For the next three months the National Gallery of Art will host a major international exhibition, "Post-Impressionism: Cross-Currents in European and American Painting, 1880-1906."
For the first time, four major French post-impressionists -- Cezanne, Gauguin, Van Gogh and Seurat -- will be exhibited alongside their contemporaries, both European and American. The exhibition, which opened yesterday and will continue through Sept. 1, contains 300 paintings, some of which have never been seen in the United States before.
The exhibit probably would not have been possible without the financial support of General Telephone and Electronics Corp. This is the first time the company has sponsored an exhibit of this scale.

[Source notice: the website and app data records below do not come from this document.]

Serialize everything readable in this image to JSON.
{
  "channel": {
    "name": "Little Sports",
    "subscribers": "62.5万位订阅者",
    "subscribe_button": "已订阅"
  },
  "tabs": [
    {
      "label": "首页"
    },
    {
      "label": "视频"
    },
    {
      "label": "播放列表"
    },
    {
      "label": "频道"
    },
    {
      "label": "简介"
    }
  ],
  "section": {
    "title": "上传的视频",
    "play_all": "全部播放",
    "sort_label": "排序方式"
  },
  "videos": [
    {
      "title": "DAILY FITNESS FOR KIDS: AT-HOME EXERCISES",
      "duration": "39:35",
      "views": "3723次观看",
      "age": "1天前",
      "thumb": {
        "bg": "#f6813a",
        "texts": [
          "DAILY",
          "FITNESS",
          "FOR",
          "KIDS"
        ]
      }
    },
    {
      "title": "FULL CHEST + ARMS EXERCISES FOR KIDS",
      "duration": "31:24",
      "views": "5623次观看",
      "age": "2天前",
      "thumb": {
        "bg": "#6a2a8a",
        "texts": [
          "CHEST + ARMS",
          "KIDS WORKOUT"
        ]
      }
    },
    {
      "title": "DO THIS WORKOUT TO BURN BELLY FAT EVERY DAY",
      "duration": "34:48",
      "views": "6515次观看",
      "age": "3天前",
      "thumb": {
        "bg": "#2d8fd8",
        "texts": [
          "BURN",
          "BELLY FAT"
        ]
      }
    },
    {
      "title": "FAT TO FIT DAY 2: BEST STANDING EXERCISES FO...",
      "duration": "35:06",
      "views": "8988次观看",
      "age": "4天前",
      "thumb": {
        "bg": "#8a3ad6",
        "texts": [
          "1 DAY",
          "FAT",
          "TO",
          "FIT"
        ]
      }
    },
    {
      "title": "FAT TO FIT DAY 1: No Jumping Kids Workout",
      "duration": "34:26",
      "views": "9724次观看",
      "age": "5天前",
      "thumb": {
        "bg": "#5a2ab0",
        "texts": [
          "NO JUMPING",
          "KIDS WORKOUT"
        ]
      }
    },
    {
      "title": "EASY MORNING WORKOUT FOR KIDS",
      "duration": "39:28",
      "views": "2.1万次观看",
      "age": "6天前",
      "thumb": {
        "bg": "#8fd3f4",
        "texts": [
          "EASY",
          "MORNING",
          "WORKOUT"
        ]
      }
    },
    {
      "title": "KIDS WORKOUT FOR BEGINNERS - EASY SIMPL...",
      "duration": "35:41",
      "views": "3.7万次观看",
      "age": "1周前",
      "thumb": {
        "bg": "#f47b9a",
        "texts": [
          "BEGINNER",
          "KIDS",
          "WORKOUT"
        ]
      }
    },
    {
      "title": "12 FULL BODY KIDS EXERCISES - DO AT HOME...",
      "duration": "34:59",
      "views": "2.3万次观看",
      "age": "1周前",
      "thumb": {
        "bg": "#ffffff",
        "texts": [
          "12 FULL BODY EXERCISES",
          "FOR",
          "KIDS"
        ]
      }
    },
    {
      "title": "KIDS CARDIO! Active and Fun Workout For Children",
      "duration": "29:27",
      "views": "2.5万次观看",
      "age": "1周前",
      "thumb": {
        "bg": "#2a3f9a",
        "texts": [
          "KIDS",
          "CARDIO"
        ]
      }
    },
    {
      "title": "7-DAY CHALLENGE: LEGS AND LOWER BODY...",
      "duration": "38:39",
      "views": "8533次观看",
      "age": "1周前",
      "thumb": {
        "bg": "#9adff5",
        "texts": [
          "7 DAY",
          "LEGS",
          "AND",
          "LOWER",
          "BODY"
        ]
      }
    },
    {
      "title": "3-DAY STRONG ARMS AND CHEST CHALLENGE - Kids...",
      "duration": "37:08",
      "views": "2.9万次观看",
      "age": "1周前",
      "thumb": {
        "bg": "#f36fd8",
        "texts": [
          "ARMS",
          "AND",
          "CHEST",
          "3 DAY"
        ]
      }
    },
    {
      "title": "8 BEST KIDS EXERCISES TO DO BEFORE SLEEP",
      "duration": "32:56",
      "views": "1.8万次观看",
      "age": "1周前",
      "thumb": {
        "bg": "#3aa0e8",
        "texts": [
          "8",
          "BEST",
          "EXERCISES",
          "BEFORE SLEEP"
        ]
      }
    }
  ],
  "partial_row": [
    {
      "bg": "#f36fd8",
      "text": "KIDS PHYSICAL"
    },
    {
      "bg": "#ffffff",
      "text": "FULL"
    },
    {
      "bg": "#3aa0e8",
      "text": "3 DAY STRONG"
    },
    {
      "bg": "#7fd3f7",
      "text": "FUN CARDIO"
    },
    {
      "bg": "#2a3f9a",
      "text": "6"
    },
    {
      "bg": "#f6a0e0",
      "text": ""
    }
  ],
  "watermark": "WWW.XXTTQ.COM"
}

"We'd been looking for an opportunity to have an event in Washington," said Alfred Viebranz, GTE senior vice president.
It is an event that almost didn't take place. A major exhibit from Leningrad's Hermitage Museum, scheduled for the spring and summer, was canceled abruptly following the Soviet invasion of Afghanistan, leaving the gallery four months to put together a show that normally would take two years to mount.
GTE stepped in and provided a substantial grant to assist in the undertaking.
Corporate sponsorshop of the arts has become big business in recent years. According to the Business Committee for the Arts Inc., American companies contributed $250 million to the arts in 1978, compared to $22 million in 1965.